Masters Theses


"A computer vision approach is investigated which has low computational complexity and which compares near-infrared and visible image systems. The target application is a surveillance system for pedestrian and vehicular traffic. Near-infrared light has potential benefits including non-visible illumination requirements. Image-processing and intelligent classification algorithms for monitoring pedestrians are implemented in outdoor and indoor environments with frequent traffic. The image set collected consists of persons walking in the presence of foreground as well as background objects at different times during the day. Image sets with nonperson objects, e.g. bicycles and vehicles, are also considered. The complex, cluttered environments are highly variable, e.g. shadows and moving foliage. The system performance for near-infrared images is compared to that of traditional visible images. The approach consists of thresholding an image and creating a silhouette of new objects in the scene. Filtering is used to eliminate noise. Twenty-four features are calculated by MATLAB♭ code for each identified object. These features are analyzed for usefulness in object discrimination. Minimal combinations of features are proposed and explored for effective automated discrimination. Features were used to train and test a variety of classification architectures. The results show that the algorithm can effectively manipulate near-infrared images and that effective object classification is possible even in the presence of system noise and environmental clutter. The potential for automated surveillance based on near-infrared imaging and automated feature processing are discussed"--Abstract, page iii.
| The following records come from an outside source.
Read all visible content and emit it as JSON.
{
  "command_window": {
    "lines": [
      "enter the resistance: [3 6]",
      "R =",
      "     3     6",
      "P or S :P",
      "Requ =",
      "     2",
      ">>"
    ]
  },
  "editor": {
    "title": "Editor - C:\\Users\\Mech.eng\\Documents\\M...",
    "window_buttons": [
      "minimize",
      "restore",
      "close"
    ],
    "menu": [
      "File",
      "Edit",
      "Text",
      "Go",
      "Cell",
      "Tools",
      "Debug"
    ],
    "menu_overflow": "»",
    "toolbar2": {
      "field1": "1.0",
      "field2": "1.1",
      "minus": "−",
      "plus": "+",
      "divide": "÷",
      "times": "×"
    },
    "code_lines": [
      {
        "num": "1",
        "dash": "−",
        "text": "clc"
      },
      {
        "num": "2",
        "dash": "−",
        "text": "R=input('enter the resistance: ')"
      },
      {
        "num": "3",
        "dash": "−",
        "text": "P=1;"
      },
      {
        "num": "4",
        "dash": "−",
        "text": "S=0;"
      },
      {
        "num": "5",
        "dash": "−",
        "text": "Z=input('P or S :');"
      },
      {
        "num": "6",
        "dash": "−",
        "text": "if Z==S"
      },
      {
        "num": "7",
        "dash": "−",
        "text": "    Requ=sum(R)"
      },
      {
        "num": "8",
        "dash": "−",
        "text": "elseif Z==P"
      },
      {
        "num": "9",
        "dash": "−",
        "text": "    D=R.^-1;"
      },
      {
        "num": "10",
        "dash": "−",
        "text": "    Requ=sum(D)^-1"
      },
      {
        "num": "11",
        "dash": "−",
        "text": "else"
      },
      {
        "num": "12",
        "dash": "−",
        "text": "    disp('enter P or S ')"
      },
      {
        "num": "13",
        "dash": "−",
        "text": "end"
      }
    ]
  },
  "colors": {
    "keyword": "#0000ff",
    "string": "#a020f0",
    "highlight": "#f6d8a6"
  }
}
Watkins, Steve Eugene, 1960-

Committee Member(s)

Wunsch, Donald C.
Stanley, R. Joe


Electrical and Computer Engineering

Degree Name
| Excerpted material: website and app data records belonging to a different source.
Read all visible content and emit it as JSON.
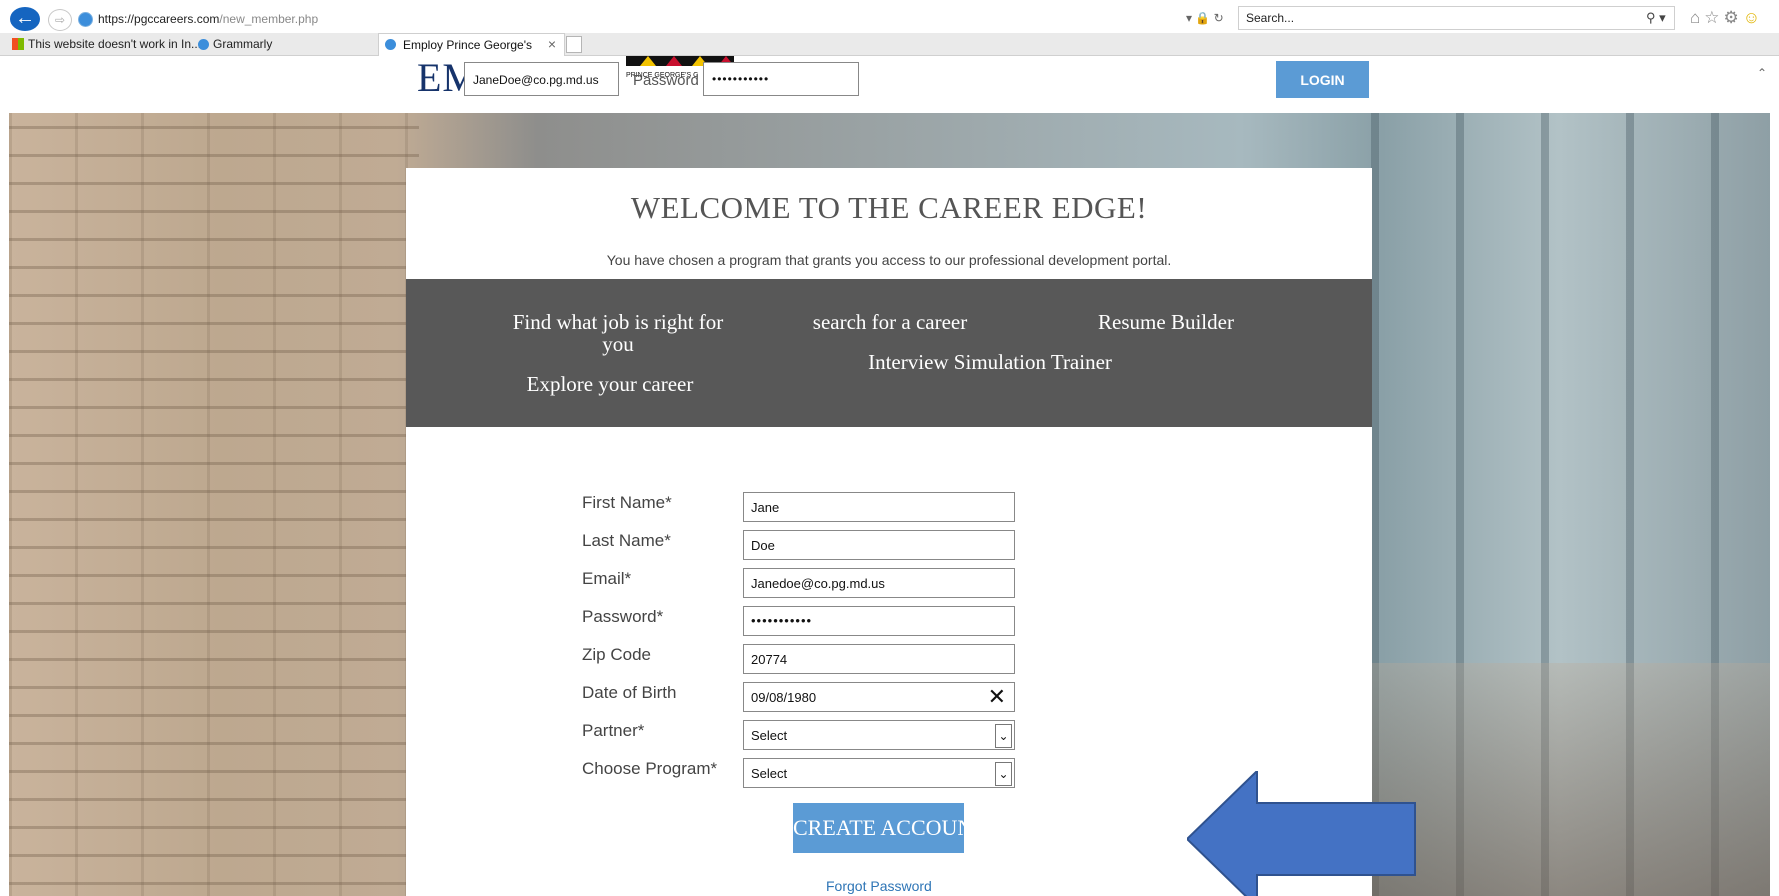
{
  "browser": {
    "url_host": "https://pgccareers.com",
    "url_path": "/new_member.php",
    "search_placeholder": "Search...",
    "favorites": [
      "This website doesn't work in In...",
      "Grammarly"
    ],
    "tab_title": "Employ Prince George's"
  },
  "header": {
    "logo_text": "EMPLOY",
    "login_email_value": "JaneDoe@co.pg.md.us",
    "password_label": "Password",
    "login_password_value": "•••••••••••",
    "seal_text": "PRINCE GEORGE'S C",
    "login_button": "LOGIN"
  },
  "card": {
    "title": "WELCOME TO THE CAREER EDGE!",
    "intro": "You have chosen a program that grants you access to our professional development portal.",
    "features": [
      "Find what job is right for you",
      "search for a career",
      "Resume Builder",
      "Interview Simulation Trainer",
      "Explore your career"
    ]
  },
  "form": {
    "first_name": {
      "label": "First Name*",
      "value": "Jane"
    },
    "last_name": {
      "label": "Last Name*",
      "value": "Doe"
    },
    "email": {
      "label": "Email*",
      "value": "Janedoe@co.pg.md.us"
    },
    "password": {
      "label": "Password*",
      "value": "•••••••••••"
    },
    "zip": {
      "label": "Zip Code",
      "value": "20774"
    },
    "dob": {
      "label": "Date of Birth",
      "value": "09/08/1980"
    },
    "partner": {
      "label": "Partner*",
      "value": "Select"
    },
    "program": {
      "label": "Choose Program*",
      "value": "Select"
    },
    "create_button": "CREATE ACCOUNT",
    "forgot_link": "Forgot Password"
  },
  "colors": {
    "accent": "#5b9bd5",
    "features_bg": "#585858",
    "arrow": "#4472c4"
  }
}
M.S. in Computer Engineering


Missouri University of Science and Technology

Publication Date

Summer 2012


xiii, 150 pages

Note about bibliography

Includes bibliographical references (pages 21-23).


© 2012 Kathryn Nicole Rodhouse, All rights reserved.

Document Type

Thesis - Open Access

File Type




Subject Headings

Image processing
Infrared imaging
Neural networks (Computer science)
Surveillance detection

Thesis Number

T 10069

Print OCLC #


Electronic OCLC #